▶ WORK ORDER
Please reproduce all of the data exactly as it appears, but skip the pictures.

Interface dataset entries
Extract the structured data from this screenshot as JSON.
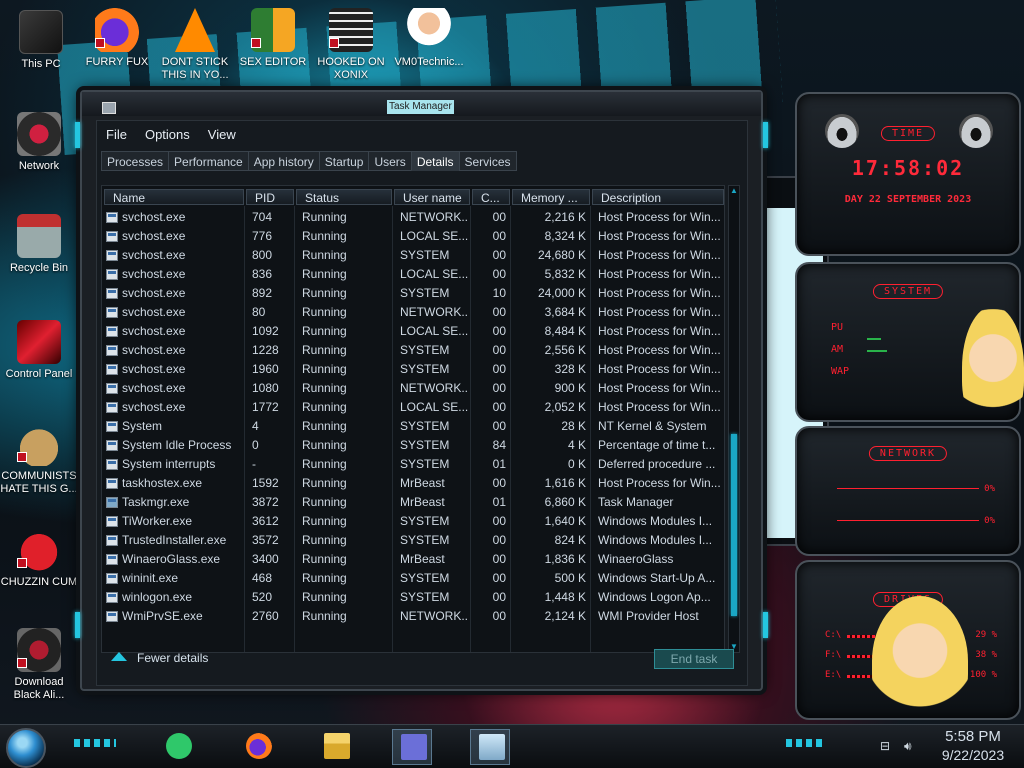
{
  "desktop": {
    "icons": [
      {
        "label": "This PC"
      },
      {
        "label": "FURRY FUX"
      },
      {
        "label": "DONT STICK THIS IN YO..."
      },
      {
        "label": "SEX EDITOR"
      },
      {
        "label": "HOOKED ON XONIX"
      },
      {
        "label": "VM0Technic..."
      },
      {
        "label": "Network"
      },
      {
        "label": "Recycle Bin"
      },
      {
        "label": "Control Panel"
      },
      {
        "label": "COMMUNISTS HATE THIS G..."
      },
      {
        "label": "CHUZZIN CUM"
      },
      {
        "label": "Download Black Ali..."
      }
    ]
  },
  "gadgets": {
    "clock": {
      "title": "TIME",
      "time": "17:58:02",
      "date": "DAY 22 SEPTEMBER 2023"
    },
    "system": {
      "title": "SYSTEM",
      "labels": [
        "PU",
        "AM",
        "WAP"
      ]
    },
    "network": {
      "title": "NETWORK",
      "in": "0%",
      "out": "0%"
    },
    "drives": {
      "title": "DRIVES",
      "rows": [
        {
          "label": "C:\\",
          "pct": "29 %"
        },
        {
          "label": "F:\\",
          "pct": "38 %"
        },
        {
          "label": "E:\\",
          "pct": "100 %"
        }
      ]
    }
  },
  "taskmanager": {
    "title": "Task Manager",
    "menu": [
      "File",
      "Options",
      "View"
    ],
    "tabs": [
      "Processes",
      "Performance",
      "App history",
      "Startup",
      "Users",
      "Details",
      "Services"
    ],
    "active_tab": "Details",
    "columns": [
      "Name",
      "PID",
      "Status",
      "User name",
      "C...",
      "Memory ...",
      "Description"
    ],
    "rows": [
      {
        "name": "svchost.exe",
        "pid": "704",
        "status": "Running",
        "user": "NETWORK...",
        "cpu": "00",
        "mem": "2,216 K",
        "desc": "Host Process for Win..."
      },
      {
        "name": "svchost.exe",
        "pid": "776",
        "status": "Running",
        "user": "LOCAL SE...",
        "cpu": "00",
        "mem": "8,324 K",
        "desc": "Host Process for Win..."
      },
      {
        "name": "svchost.exe",
        "pid": "800",
        "status": "Running",
        "user": "SYSTEM",
        "cpu": "00",
        "mem": "24,680 K",
        "desc": "Host Process for Win..."
      },
      {
        "name": "svchost.exe",
        "pid": "836",
        "status": "Running",
        "user": "LOCAL SE...",
        "cpu": "00",
        "mem": "5,832 K",
        "desc": "Host Process for Win..."
      },
      {
        "name": "svchost.exe",
        "pid": "892",
        "status": "Running",
        "user": "SYSTEM",
        "cpu": "10",
        "mem": "24,000 K",
        "desc": "Host Process for Win..."
      },
      {
        "name": "svchost.exe",
        "pid": "80",
        "status": "Running",
        "user": "NETWORK...",
        "cpu": "00",
        "mem": "3,684 K",
        "desc": "Host Process for Win..."
      },
      {
        "name": "svchost.exe",
        "pid": "1092",
        "status": "Running",
        "user": "LOCAL SE...",
        "cpu": "00",
        "mem": "8,484 K",
        "desc": "Host Process for Win..."
      },
      {
        "name": "svchost.exe",
        "pid": "1228",
        "status": "Running",
        "user": "SYSTEM",
        "cpu": "00",
        "mem": "2,556 K",
        "desc": "Host Process for Win..."
      },
      {
        "name": "svchost.exe",
        "pid": "1960",
        "status": "Running",
        "user": "SYSTEM",
        "cpu": "00",
        "mem": "328 K",
        "desc": "Host Process for Win..."
      },
      {
        "name": "svchost.exe",
        "pid": "1080",
        "status": "Running",
        "user": "NETWORK...",
        "cpu": "00",
        "mem": "900 K",
        "desc": "Host Process for Win..."
      },
      {
        "name": "svchost.exe",
        "pid": "1772",
        "status": "Running",
        "user": "LOCAL SE...",
        "cpu": "00",
        "mem": "2,052 K",
        "desc": "Host Process for Win..."
      },
      {
        "name": "System",
        "pid": "4",
        "status": "Running",
        "user": "SYSTEM",
        "cpu": "00",
        "mem": "28 K",
        "desc": "NT Kernel & System"
      },
      {
        "name": "System Idle Process",
        "pid": "0",
        "status": "Running",
        "user": "SYSTEM",
        "cpu": "84",
        "mem": "4 K",
        "desc": "Percentage of time t..."
      },
      {
        "name": "System interrupts",
        "pid": "-",
        "status": "Running",
        "user": "SYSTEM",
        "cpu": "01",
        "mem": "0 K",
        "desc": "Deferred procedure ..."
      },
      {
        "name": "taskhostex.exe",
        "pid": "1592",
        "status": "Running",
        "user": "MrBeast",
        "cpu": "00",
        "mem": "1,616 K",
        "desc": "Host Process for Win..."
      },
      {
        "name": "Taskmgr.exe",
        "pid": "3872",
        "status": "Running",
        "user": "MrBeast",
        "cpu": "01",
        "mem": "6,860 K",
        "desc": "Task Manager"
      },
      {
        "name": "TiWorker.exe",
        "pid": "3612",
        "status": "Running",
        "user": "SYSTEM",
        "cpu": "00",
        "mem": "1,640 K",
        "desc": "Windows Modules I..."
      },
      {
        "name": "TrustedInstaller.exe",
        "pid": "3572",
        "status": "Running",
        "user": "SYSTEM",
        "cpu": "00",
        "mem": "824 K",
        "desc": "Windows Modules I..."
      },
      {
        "name": "WinaeroGlass.exe",
        "pid": "3400",
        "status": "Running",
        "user": "MrBeast",
        "cpu": "00",
        "mem": "1,836 K",
        "desc": "WinaeroGlass"
      },
      {
        "name": "wininit.exe",
        "pid": "468",
        "status": "Running",
        "user": "SYSTEM",
        "cpu": "00",
        "mem": "500 K",
        "desc": "Windows Start-Up A..."
      },
      {
        "name": "winlogon.exe",
        "pid": "520",
        "status": "Running",
        "user": "SYSTEM",
        "cpu": "00",
        "mem": "1,448 K",
        "desc": "Windows Logon Ap..."
      },
      {
        "name": "WmiPrvSE.exe",
        "pid": "2760",
        "status": "Running",
        "user": "NETWORK...",
        "cpu": "00",
        "mem": "2,124 K",
        "desc": "WMI Provider Host"
      }
    ],
    "fewer_details": "Fewer details",
    "end_task": "End task"
  },
  "taskbar": {
    "time": "5:58 PM",
    "date": "9/22/2023"
  },
  "colors": {
    "accent": "#24c6e0",
    "gadget_red": "#ff2030"
  }
}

▶ TASK OUTPUT
Extract the structured data from this screenshot as JSON.
{
  "desktop": {
    "icons": [
      {
        "label": "This PC"
      },
      {
        "label": "FURRY FUX"
      },
      {
        "label": "DONT STICK THIS IN YO..."
      },
      {
        "label": "SEX EDITOR"
      },
      {
        "label": "HOOKED ON XONIX"
      },
      {
        "label": "VM0Technic..."
      },
      {
        "label": "Network"
      },
      {
        "label": "Recycle Bin"
      },
      {
        "label": "Control Panel"
      },
      {
        "label": "COMMUNISTS HATE THIS G..."
      },
      {
        "label": "CHUZZIN CUM"
      },
      {
        "label": "Download Black Ali..."
      }
    ]
  },
  "gadgets": {
    "clock": {
      "title": "TIME",
      "time": "17:58:02",
      "date": "DAY 22 SEPTEMBER 2023"
    },
    "system": {
      "title": "SYSTEM",
      "labels": [
        "PU",
        "AM",
        "WAP"
      ]
    },
    "network": {
      "title": "NETWORK",
      "in": "0%",
      "out": "0%"
    },
    "drives": {
      "title": "DRIVES",
      "rows": [
        {
          "label": "C:\\",
          "pct": "29 %"
        },
        {
          "label": "F:\\",
          "pct": "38 %"
        },
        {
          "label": "E:\\",
          "pct": "100 %"
        }
      ]
    }
  },
  "taskmanager": {
    "title": "Task Manager",
    "menu": [
      "File",
      "Options",
      "View"
    ],
    "tabs": [
      "Processes",
      "Performance",
      "App history",
      "Startup",
      "Users",
      "Details",
      "Services"
    ],
    "active_tab": "Details",
    "columns": [
      "Name",
      "PID",
      "Status",
      "User name",
      "C...",
      "Memory ...",
      "Description"
    ],
    "rows": [
      {
        "name": "svchost.exe",
        "pid": "704",
        "status": "Running",
        "user": "NETWORK...",
        "cpu": "00",
        "mem": "2,216 K",
        "desc": "Host Process for Win..."
      },
      {
        "name": "svchost.exe",
        "pid": "776",
        "status": "Running",
        "user": "LOCAL SE...",
        "cpu": "00",
        "mem": "8,324 K",
        "desc": "Host Process for Win..."
      },
      {
        "name": "svchost.exe",
        "pid": "800",
        "status": "Running",
        "user": "SYSTEM",
        "cpu": "00",
        "mem": "24,680 K",
        "desc": "Host Process for Win..."
      },
      {
        "name": "svchost.exe",
        "pid": "836",
        "status": "Running",
        "user": "LOCAL SE...",
        "cpu": "00",
        "mem": "5,832 K",
        "desc": "Host Process for Win..."
      },
      {
        "name": "svchost.exe",
        "pid": "892",
        "status": "Running",
        "user": "SYSTEM",
        "cpu": "10",
        "mem": "24,000 K",
        "desc": "Host Process for Win..."
      },
      {
        "name": "svchost.exe",
        "pid": "80",
        "status": "Running",
        "user": "NETWORK...",
        "cpu": "00",
        "mem": "3,684 K",
        "desc": "Host Process for Win..."
      },
      {
        "name": "svchost.exe",
        "pid": "1092",
        "status": "Running",
        "user": "LOCAL SE...",
        "cpu": "00",
        "mem": "8,484 K",
        "desc": "Host Process for Win..."
      },
      {
        "name": "svchost.exe",
        "pid": "1228",
        "status": "Running",
        "user": "SYSTEM",
        "cpu": "00",
        "mem": "2,556 K",
        "desc": "Host Process for Win..."
      },
      {
        "name": "svchost.exe",
        "pid": "1960",
        "status": "Running",
        "user": "SYSTEM",
        "cpu": "00",
        "mem": "328 K",
        "desc": "Host Process for Win..."
      },
      {
        "name": "svchost.exe",
        "pid": "1080",
        "status": "Running",
        "user": "NETWORK...",
        "cpu": "00",
        "mem": "900 K",
        "desc": "Host Process for Win..."
      },
      {
        "name": "svchost.exe",
        "pid": "1772",
        "status": "Running",
        "user": "LOCAL SE...",
        "cpu": "00",
        "mem": "2,052 K",
        "desc": "Host Process for Win..."
      },
      {
        "name": "System",
        "pid": "4",
        "status": "Running",
        "user": "SYSTEM",
        "cpu": "00",
        "mem": "28 K",
        "desc": "NT Kernel & System"
      },
      {
        "name": "System Idle Process",
        "pid": "0",
        "status": "Running",
        "user": "SYSTEM",
        "cpu": "84",
        "mem": "4 K",
        "desc": "Percentage of time t..."
      },
      {
        "name": "System interrupts",
        "pid": "-",
        "status": "Running",
        "user": "SYSTEM",
        "cpu": "01",
        "mem": "0 K",
        "desc": "Deferred procedure ..."
      },
      {
        "name": "taskhostex.exe",
        "pid": "1592",
        "status": "Running",
        "user": "MrBeast",
        "cpu": "00",
        "mem": "1,616 K",
        "desc": "Host Process for Win..."
      },
      {
        "name": "Taskmgr.exe",
        "pid": "3872",
        "status": "Running",
        "user": "MrBeast",
        "cpu": "01",
        "mem": "6,860 K",
        "desc": "Task Manager"
      },
      {
        "name": "TiWorker.exe",
        "pid": "3612",
        "status": "Running",
        "user": "SYSTEM",
        "cpu": "00",
        "mem": "1,640 K",
        "desc": "Windows Modules I..."
      },
      {
        "name": "TrustedInstaller.exe",
        "pid": "3572",
        "status": "Running",
        "user": "SYSTEM",
        "cpu": "00",
        "mem": "824 K",
        "desc": "Windows Modules I..."
      },
      {
        "name": "WinaeroGlass.exe",
        "pid": "3400",
        "status": "Running",
        "user": "MrBeast",
        "cpu": "00",
        "mem": "1,836 K",
        "desc": "WinaeroGlass"
      },
      {
        "name": "wininit.exe",
        "pid": "468",
        "status": "Running",
        "user": "SYSTEM",
        "cpu": "00",
        "mem": "500 K",
        "desc": "Windows Start-Up A..."
      },
      {
        "name": "winlogon.exe",
        "pid": "520",
        "status": "Running",
        "user": "SYSTEM",
        "cpu": "00",
        "mem": "1,448 K",
        "desc": "Windows Logon Ap..."
      },
      {
        "name": "WmiPrvSE.exe",
        "pid": "2760",
        "status": "Running",
        "user": "NETWORK...",
        "cpu": "00",
        "mem": "2,124 K",
        "desc": "WMI Provider Host"
      }
    ],
    "fewer_details": "Fewer details",
    "end_task": "End task"
  },
  "taskbar": {
    "time": "5:58 PM",
    "date": "9/22/2023"
  },
  "colors": {
    "accent": "#24c6e0",
    "gadget_red": "#ff2030"
  }
}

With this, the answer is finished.